While tariffs will be higher on some British goods entering the EU, these are already reasonably low under the WTO, which has been massively successful in lowering tariffs over the past 50 years. Economists have further suggested that currency depreciation will be enough to negate any residual disadvantages, such as higher tariffs on automobiles. Contrary to the hellish image of backed up lorries at Dover emphasized by many in the media, there should be no difficulties with conformity assessment procedures for UK goods entering the EU. Since we already have regulatory convergence (and will keep it because of the Great Repeal Bill) the EU will not be able to discriminate against UK goods entering the EU on these grounds, as this would violate the Technical Barriers to Trade Agreement of the WTO. Customs procedures can be readily tackled through the use of enhanced technologies at our borders. Trade in services with the EU under WTO terms will be somewhat more difficult given that the EU has made very few commitments for market access under the WTO’s GATS. Mutual Recognition Agreements should help enhance existing market access, particularly in financial services. There is every reason to believe that these can be achieved efficiently, much as Switzerland and the US have done with the EU in the past.

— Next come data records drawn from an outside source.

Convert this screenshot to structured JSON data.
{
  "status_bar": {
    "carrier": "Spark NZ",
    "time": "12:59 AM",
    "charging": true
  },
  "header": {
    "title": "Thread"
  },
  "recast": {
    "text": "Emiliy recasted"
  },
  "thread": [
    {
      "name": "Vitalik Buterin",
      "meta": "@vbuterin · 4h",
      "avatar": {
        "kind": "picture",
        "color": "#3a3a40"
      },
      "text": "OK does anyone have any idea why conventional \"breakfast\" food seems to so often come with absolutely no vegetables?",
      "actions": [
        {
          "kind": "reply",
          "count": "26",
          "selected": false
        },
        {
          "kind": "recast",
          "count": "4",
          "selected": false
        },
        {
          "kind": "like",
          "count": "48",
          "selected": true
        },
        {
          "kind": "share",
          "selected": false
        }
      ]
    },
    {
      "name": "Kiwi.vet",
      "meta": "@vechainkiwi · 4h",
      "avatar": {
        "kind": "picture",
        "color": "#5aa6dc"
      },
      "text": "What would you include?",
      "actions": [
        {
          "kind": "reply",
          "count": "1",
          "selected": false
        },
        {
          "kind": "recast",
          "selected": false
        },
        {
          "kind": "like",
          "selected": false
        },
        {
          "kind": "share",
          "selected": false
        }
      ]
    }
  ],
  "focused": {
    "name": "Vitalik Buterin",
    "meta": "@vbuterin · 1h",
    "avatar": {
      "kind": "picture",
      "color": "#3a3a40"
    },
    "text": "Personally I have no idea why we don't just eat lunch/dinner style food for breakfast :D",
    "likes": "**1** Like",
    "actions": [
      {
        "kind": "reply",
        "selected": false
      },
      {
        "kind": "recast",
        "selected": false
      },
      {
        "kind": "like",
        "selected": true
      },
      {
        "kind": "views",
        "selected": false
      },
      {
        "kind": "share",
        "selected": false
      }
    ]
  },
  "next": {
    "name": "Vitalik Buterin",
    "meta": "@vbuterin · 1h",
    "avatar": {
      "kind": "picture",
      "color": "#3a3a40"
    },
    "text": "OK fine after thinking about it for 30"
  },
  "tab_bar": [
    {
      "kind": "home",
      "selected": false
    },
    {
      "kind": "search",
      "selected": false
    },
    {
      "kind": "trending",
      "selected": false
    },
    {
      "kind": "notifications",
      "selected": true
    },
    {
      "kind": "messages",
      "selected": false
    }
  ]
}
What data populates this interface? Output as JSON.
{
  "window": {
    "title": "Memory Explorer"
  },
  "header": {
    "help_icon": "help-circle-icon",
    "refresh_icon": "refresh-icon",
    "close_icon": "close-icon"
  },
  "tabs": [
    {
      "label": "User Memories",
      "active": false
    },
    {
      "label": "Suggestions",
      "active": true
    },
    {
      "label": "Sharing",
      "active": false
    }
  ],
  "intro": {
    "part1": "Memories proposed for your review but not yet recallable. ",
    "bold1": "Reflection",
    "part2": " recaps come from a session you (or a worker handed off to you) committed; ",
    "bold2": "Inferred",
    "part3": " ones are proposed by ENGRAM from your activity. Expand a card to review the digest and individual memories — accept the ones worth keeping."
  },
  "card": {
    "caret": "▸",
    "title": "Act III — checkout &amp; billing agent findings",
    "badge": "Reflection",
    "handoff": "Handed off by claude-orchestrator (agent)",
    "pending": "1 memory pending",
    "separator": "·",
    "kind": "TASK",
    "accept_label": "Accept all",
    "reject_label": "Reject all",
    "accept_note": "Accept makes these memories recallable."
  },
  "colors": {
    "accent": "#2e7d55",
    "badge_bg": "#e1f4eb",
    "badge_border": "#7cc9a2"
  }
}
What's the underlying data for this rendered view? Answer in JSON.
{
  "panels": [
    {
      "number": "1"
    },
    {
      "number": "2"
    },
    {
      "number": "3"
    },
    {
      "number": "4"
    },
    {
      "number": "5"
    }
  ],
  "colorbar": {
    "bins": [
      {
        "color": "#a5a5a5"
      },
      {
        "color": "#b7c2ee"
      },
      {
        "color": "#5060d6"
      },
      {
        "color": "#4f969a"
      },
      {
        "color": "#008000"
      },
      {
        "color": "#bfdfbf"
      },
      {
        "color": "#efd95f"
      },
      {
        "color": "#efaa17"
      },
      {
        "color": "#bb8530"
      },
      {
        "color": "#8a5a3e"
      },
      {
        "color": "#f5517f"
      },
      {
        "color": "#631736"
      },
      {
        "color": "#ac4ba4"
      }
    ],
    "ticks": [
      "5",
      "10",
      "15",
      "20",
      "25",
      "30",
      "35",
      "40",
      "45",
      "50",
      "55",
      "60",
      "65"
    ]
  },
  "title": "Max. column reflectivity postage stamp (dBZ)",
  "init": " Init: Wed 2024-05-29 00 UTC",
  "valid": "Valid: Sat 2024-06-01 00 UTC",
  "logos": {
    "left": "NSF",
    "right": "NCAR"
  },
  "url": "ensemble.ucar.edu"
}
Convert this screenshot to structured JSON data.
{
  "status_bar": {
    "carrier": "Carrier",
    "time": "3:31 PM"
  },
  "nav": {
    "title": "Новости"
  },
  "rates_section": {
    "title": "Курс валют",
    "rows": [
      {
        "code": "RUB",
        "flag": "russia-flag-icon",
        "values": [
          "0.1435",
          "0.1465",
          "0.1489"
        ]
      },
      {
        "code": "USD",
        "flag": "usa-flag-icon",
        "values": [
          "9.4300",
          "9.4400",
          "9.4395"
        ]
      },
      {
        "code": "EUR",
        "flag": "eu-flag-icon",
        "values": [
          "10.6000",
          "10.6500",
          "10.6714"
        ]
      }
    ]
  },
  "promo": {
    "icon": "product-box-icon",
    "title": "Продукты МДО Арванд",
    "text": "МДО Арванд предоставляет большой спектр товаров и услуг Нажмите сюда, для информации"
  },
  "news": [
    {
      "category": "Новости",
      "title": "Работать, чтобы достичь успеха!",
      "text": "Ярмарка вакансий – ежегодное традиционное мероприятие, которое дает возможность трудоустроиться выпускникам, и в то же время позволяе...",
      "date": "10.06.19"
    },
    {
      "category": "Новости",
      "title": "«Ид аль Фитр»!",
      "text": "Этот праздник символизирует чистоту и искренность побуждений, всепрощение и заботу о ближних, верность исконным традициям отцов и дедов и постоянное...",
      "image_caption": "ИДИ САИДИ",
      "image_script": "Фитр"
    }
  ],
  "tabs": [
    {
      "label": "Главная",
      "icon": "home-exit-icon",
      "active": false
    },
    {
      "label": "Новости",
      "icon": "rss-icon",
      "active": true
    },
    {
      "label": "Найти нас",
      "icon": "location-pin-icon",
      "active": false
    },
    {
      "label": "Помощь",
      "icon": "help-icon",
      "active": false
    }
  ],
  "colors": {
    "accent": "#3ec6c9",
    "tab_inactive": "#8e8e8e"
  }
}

The greatest benefit to the UK after its departure from the EU customs union will be that it will be free to conclude its own FTAs with third countries. Although FTAs with third countries cannot be signed while the UK is still a member of the EU, there is no reason that the UK cannot engage in informal discussions, and many of these will be commencing soon. The US and several Commonwealth countries are eager to proceed with FTAs with the UK and this is no surprise, given the size of the UK’s economy and the opportunities it presents to foreign suppliers. The UK should pursue all of these diligently in order to reap the economic gains from free trade. The Trade in Services Agreement (TiSA) is another avenue that the UK should pursue. This agreement, currently being negotiated by 23 WTO Members, should help achieve greater market access for services in the EU and other leading developed nations. Finally, it is hoped that the UK will take on a leadership role at the WTO as a global champion of free trade.
*David Collins is Professor of International Economic Law at City, University of London and the author of Politeia’s Negotiating Brexit: The Legal Basis for EU & Global Trade. He previously practised commercial litigation in Toronto and was a prosecutor for the Attorney General in Ontario. His previous publications include An Introduction to International Investment Law (Cambridge, 2016) and The World Trade Organization Beginner’s Guide (London, 2015).